» **Provided information**
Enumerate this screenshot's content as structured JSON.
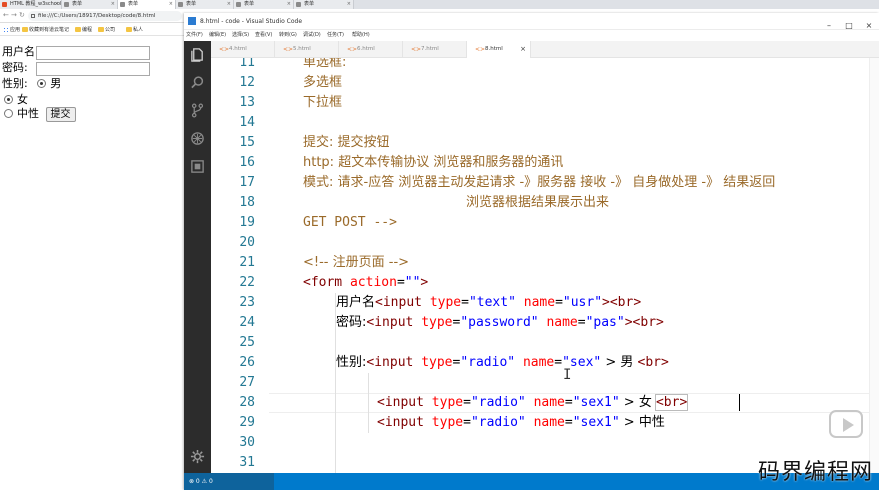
{
  "browser": {
    "tabs": [
      {
        "label": "HTML 教程_w3school",
        "icon": "html5-favicon"
      },
      {
        "label": "表单",
        "icon": "document-favicon"
      },
      {
        "label": "表单",
        "icon": "document-favicon"
      },
      {
        "label": "表单",
        "icon": "document-favicon"
      },
      {
        "label": "表单",
        "icon": "document-favicon"
      },
      {
        "label": "表单",
        "icon": "document-favicon"
      }
    ],
    "address": "file:///C:/Users/18917/Desktop/code/8.html",
    "bookmarks": [
      "应用",
      "收藏到有道云笔记",
      "编程",
      "公司",
      "私人"
    ],
    "form": {
      "username_label": "用户名",
      "password_label": "密码:",
      "gender_label": "性别:",
      "male": "男",
      "female": "女",
      "neutral": "中性",
      "submit": "提交"
    }
  },
  "vscode": {
    "title": "8.html - code - Visual Studio Code",
    "menu": [
      "文件(F)",
      "编辑(E)",
      "选择(S)",
      "查看(V)",
      "转到(G)",
      "调试(D)",
      "任务(T)",
      "帮助(H)"
    ],
    "tabs": [
      "4.html",
      "5.html",
      "6.html",
      "7.html",
      "8.html"
    ],
    "active_tab": "8.html",
    "line_numbers": [
      "11",
      "12",
      "13",
      "14",
      "15",
      "16",
      "17",
      "18",
      "19",
      "20",
      "21",
      "22",
      "23",
      "24",
      "25",
      "26",
      "27",
      "28",
      "29",
      "30",
      "31"
    ],
    "lines": {
      "l11": "单选框:",
      "l12": "多选框",
      "l13": "下拉框",
      "l15": "提交: 提交按钮",
      "l16": "http: 超文本传输协议 浏览器和服务器的通讯",
      "l17": "模式: 请求-应答 浏览器主动发起请求 -》服务器 接收  -》 自身做处理 -》 结果返回",
      "l18": "浏览器根据结果展示出来",
      "l19": "GET  POST -->",
      "l21": "<!-- 注册页面 -->",
      "l22_tag": "<form",
      "l22_attr": "action",
      "l22_str": "\"\"",
      "l22_end": ">",
      "l23_text": "用户名",
      "l23_tag": "<input",
      "l23_a1": "type",
      "l23_v1": "\"text\"",
      "l23_a2": "name",
      "l23_v2": "\"usr\"",
      "l23_end": "><br>",
      "l24_text": "密码:",
      "l24_tag": "<input",
      "l24_a1": "type",
      "l24_v1": "\"password\"",
      "l24_a2": "name",
      "l24_v2": "\"pas\"",
      "l24_end": "><br>",
      "l26_text": "性别:",
      "l26_tag": "<input",
      "l26_a1": "type",
      "l26_v1": "\"radio\"",
      "l26_a2": "name",
      "l26_v2": "\"sex\"",
      "l26_after": " > 男 ",
      "l26_br": "<br>",
      "l28_tag": "<input",
      "l28_a1": "type",
      "l28_v1": "\"radio\"",
      "l28_a2": "name",
      "l28_v2": "\"sex1\"",
      "l28_after": " > 女 ",
      "l28_br": "<br>",
      "l29_tag": "<input",
      "l29_a1": "type",
      "l29_v1": "\"radio\"",
      "l29_a2": "name",
      "l29_v2": "\"sex1\"",
      "l29_after": " > 中性"
    },
    "status": "⊗ 0 ⚠ 0"
  },
  "watermark": "码界编程网",
  "colors": {
    "activity_bar": "#2c2c2c",
    "status_bar": "#007acc",
    "tag": "#800000",
    "attr": "#ff0000",
    "string": "#0000ff",
    "comment_text": "#9a6a2a",
    "line_number": "#237893"
  }
}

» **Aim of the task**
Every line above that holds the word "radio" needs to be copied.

» **Result of the exercise**
      "l26_v1": "\"radio\"",
      "l28_v1": "\"radio\"",
      "l29_v1": "\"radio\"",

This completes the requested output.